Repeat every record exactly.
━━ Source data
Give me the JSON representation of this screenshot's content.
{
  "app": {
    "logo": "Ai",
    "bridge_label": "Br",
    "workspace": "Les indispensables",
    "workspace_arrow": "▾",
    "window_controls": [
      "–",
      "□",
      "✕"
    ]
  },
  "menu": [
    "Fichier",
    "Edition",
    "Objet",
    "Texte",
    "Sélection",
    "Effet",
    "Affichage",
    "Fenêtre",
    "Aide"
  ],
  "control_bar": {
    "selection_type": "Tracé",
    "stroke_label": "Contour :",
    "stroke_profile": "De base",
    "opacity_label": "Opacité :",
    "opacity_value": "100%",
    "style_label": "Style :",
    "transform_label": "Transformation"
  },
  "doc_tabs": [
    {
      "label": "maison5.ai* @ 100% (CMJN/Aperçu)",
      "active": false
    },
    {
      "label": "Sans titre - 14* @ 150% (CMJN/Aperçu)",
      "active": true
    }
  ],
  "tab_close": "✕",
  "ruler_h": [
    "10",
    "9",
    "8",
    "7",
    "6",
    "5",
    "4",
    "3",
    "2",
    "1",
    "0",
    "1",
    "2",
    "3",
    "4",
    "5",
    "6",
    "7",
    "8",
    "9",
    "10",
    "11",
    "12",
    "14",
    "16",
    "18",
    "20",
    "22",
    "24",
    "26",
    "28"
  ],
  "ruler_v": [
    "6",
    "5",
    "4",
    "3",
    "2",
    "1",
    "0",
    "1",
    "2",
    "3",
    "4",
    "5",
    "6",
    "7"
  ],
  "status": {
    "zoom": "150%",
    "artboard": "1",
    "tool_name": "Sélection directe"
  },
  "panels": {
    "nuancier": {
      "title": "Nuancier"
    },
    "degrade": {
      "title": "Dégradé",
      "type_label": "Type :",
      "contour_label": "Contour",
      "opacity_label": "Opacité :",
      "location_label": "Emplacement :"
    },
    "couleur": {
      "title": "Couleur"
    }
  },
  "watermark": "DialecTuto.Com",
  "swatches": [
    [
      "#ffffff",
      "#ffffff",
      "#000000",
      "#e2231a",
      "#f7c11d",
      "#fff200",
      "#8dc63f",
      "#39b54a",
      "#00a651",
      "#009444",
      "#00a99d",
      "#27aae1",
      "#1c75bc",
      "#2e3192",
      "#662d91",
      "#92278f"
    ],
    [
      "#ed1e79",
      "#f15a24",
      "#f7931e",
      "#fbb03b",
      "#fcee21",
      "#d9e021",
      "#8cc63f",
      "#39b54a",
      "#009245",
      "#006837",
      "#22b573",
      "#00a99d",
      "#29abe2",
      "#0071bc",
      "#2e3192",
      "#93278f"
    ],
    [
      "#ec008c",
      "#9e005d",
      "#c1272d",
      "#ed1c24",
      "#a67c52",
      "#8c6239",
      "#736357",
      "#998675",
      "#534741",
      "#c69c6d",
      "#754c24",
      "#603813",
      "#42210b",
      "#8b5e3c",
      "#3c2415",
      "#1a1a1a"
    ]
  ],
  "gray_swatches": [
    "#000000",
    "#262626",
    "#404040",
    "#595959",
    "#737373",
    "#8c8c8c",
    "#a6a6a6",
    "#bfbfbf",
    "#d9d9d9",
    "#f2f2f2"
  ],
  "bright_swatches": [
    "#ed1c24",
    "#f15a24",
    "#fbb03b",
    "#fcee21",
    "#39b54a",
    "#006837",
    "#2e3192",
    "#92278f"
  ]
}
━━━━
(Response area):
Give me the JSON representation of this screenshot's content.
{
  "app": {
    "logo": "Ai",
    "bridge_label": "Br",
    "workspace": "Les indispensables",
    "workspace_arrow": "▾",
    "window_controls": [
      "–",
      "□",
      "✕"
    ]
  },
  "menu": [
    "Fichier",
    "Edition",
    "Objet",
    "Texte",
    "Sélection",
    "Effet",
    "Affichage",
    "Fenêtre",
    "Aide"
  ],
  "control_bar": {
    "selection_type": "Tracé",
    "stroke_label": "Contour :",
    "stroke_profile": "De base",
    "opacity_label": "Opacité :",
    "opacity_value": "100%",
    "style_label": "Style :",
    "transform_label": "Transformation"
  },
  "doc_tabs": [
    {
      "label": "maison5.ai* @ 100% (CMJN/Aperçu)",
      "active": false
    },
    {
      "label": "Sans titre - 14* @ 150% (CMJN/Aperçu)",
      "active": true
    }
  ],
  "tab_close": "✕",
  "ruler_h": [
    "10",
    "9",
    "8",
    "7",
    "6",
    "5",
    "4",
    "3",
    "2",
    "1",
    "0",
    "1",
    "2",
    "3",
    "4",
    "5",
    "6",
    "7",
    "8",
    "9",
    "10",
    "11",
    "12",
    "14",
    "16",
    "18",
    "20",
    "22",
    "24",
    "26",
    "28"
  ],
  "ruler_v": [
    "6",
    "5",
    "4",
    "3",
    "2",
    "1",
    "0",
    "1",
    "2",
    "3",
    "4",
    "5",
    "6",
    "7"
  ],
  "status": {
    "zoom": "150%",
    "artboard": "1",
    "tool_name": "Sélection directe"
  },
  "panels": {
    "nuancier": {
      "title": "Nuancier"
    },
    "degrade": {
      "title": "Dégradé",
      "type_label": "Type :",
      "contour_label": "Contour",
      "opacity_label": "Opacité :",
      "location_label": "Emplacement :"
    },
    "couleur": {
      "title": "Couleur"
    }
  },
  "watermark": "DialecTuto.Com",
  "swatches": [
    [
      "#ffffff",
      "#ffffff",
      "#000000",
      "#e2231a",
      "#f7c11d",
      "#fff200",
      "#8dc63f",
      "#39b54a",
      "#00a651",
      "#009444",
      "#00a99d",
      "#27aae1",
      "#1c75bc",
      "#2e3192",
      "#662d91",
      "#92278f"
    ],
    [
      "#ed1e79",
      "#f15a24",
      "#f7931e",
      "#fbb03b",
      "#fcee21",
      "#d9e021",
      "#8cc63f",
      "#39b54a",
      "#009245",
      "#006837",
      "#22b573",
      "#00a99d",
      "#29abe2",
      "#0071bc",
      "#2e3192",
      "#93278f"
    ],
    [
      "#ec008c",
      "#9e005d",
      "#c1272d",
      "#ed1c24",
      "#a67c52",
      "#8c6239",
      "#736357",
      "#998675",
      "#534741",
      "#c69c6d",
      "#754c24",
      "#603813",
      "#42210b",
      "#8b5e3c",
      "#3c2415",
      "#1a1a1a"
    ]
  ],
  "gray_swatches": [
    "#000000",
    "#262626",
    "#404040",
    "#595959",
    "#737373",
    "#8c8c8c",
    "#a6a6a6",
    "#bfbfbf",
    "#d9d9d9",
    "#f2f2f2"
  ],
  "bright_swatches": [
    "#ed1c24",
    "#f15a24",
    "#fbb03b",
    "#fcee21",
    "#39b54a",
    "#006837",
    "#2e3192",
    "#92278f"
  ]
}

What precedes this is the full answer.